Friday, February 23, 2018
Monday, February 19, 2018
Hmm, today's edition of Poptropica is starting to look less like it's about Oz. But they're on the witch's broom, so I'll keep it going for a bit longer, at least. And that island looks like it could be in a weirdly updated version of Mo or Merryland.
Saturday, February 17, 2018
The second story from the movie themed 1989 edition of Oziana is "There's No Place Like Oz" by Chuck Sabatos, with illustrations by Eric Shanower, and it's another meta one! Dorothy and Toto go out and visit her old house, when she gets clonked on the head by a window shade and has a weird dream. She wakes up, looks in the mirror, and sees a different person. This version of Dorothy has dark hair, worn in pigtails, and is a little older. She doesn't recognize Aunt Em or Uncle Henry, Toto looks a little different and can't talk, and there are three farmhands working on the farm she's never met before named Huck, Hickory, and Zeke. Then an old lady named Miss Gulch comes cycling up to the farm demanding to take Toto away. Needless to say, Dorothy rebels at this different version of her life, and eventually wakes up in her own room in the Emerald City, surrounded by her friends and family. Needless to say, she's never going to leave Oz again!

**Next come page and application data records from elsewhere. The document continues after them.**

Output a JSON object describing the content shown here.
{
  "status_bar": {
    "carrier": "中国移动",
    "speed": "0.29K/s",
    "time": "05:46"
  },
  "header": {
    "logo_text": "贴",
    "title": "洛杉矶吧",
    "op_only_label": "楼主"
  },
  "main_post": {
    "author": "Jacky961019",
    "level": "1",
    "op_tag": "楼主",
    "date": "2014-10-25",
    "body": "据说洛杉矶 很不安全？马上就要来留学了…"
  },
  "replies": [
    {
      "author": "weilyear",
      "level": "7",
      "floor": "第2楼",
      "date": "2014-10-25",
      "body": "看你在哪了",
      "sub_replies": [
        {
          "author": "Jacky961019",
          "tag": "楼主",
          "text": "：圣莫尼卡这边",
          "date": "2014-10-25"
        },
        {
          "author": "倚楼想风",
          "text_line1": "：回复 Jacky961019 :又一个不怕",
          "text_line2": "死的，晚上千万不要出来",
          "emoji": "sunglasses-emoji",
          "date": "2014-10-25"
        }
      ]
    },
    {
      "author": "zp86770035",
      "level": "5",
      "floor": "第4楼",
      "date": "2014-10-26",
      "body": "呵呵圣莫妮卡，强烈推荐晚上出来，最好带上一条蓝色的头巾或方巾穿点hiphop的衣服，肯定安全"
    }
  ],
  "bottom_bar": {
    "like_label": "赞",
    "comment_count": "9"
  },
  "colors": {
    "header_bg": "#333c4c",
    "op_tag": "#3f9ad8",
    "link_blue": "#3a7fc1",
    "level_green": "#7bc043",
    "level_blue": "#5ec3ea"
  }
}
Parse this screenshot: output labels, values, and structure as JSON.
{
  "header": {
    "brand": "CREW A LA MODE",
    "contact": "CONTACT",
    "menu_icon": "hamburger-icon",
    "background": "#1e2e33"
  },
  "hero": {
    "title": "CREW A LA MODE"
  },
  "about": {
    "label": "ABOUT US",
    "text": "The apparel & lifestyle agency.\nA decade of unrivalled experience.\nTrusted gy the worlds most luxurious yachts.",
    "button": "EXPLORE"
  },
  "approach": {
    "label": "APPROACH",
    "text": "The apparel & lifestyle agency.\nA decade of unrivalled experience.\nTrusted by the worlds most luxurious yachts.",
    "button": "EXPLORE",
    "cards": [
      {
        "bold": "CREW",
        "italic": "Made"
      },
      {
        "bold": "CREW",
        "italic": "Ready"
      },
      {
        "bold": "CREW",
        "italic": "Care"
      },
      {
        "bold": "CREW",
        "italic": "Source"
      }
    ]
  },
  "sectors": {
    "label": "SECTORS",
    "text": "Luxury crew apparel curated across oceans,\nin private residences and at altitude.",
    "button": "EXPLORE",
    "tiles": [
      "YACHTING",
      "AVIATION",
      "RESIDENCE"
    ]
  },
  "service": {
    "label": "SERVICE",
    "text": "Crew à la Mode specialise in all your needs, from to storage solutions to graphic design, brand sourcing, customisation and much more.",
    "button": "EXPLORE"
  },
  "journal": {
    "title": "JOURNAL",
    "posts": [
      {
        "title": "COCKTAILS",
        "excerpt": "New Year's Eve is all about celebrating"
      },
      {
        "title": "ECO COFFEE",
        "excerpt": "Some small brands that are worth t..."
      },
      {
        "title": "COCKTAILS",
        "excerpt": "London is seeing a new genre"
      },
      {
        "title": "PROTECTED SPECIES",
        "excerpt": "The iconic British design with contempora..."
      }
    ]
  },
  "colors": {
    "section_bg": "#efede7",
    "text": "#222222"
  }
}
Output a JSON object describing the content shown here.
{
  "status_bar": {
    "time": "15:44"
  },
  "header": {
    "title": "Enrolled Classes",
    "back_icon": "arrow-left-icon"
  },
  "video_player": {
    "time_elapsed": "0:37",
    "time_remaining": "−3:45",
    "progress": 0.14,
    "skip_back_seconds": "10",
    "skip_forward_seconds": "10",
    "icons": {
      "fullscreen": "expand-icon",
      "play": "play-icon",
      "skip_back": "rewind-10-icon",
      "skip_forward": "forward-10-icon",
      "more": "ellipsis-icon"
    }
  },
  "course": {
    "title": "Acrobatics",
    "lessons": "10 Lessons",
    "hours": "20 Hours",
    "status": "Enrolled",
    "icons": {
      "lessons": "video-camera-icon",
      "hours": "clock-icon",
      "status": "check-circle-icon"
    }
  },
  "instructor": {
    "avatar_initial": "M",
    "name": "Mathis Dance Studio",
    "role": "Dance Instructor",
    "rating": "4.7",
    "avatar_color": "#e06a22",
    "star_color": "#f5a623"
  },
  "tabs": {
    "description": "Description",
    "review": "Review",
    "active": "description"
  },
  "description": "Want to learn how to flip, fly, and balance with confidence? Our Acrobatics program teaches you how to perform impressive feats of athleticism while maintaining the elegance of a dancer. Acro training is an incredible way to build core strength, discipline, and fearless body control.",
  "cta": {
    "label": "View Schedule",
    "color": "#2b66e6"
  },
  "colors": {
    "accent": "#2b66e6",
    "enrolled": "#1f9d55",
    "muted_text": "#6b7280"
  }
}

As fun as the story is, the real star here is Shanower's illustrations. He uses photos of Judy Garland and the other actors from The Movie and alters them in odd ways to show how the real Dorothy must feel. The final picture, however, is in his traditional Neill-inspired style, evoking the end of The Movie with Dorothy waking in her bed in Kansas, only this is the real Oz equivalent.
Friday, February 16, 2018
Wednesday, February 14, 2018
It's a two-fer today:
Monday, February 12, 2018
When I saw the categories for the Jeopardy! round in the November 2, 2017 game, I thought for sure that there'd be an Oz clue in Literature for the Young. But no, it instead came in Entertainment Tonight Travels Through Time, in which Kevin Frazier and Nancy O'Dell of ET cover historical entertainment stories as if they were on the show today. So, here's their clue for $400, selected by current defending champion Jenny:
As you can see, Jenny got it right. However, she ultimately lost the game in a squeaker and came a close second.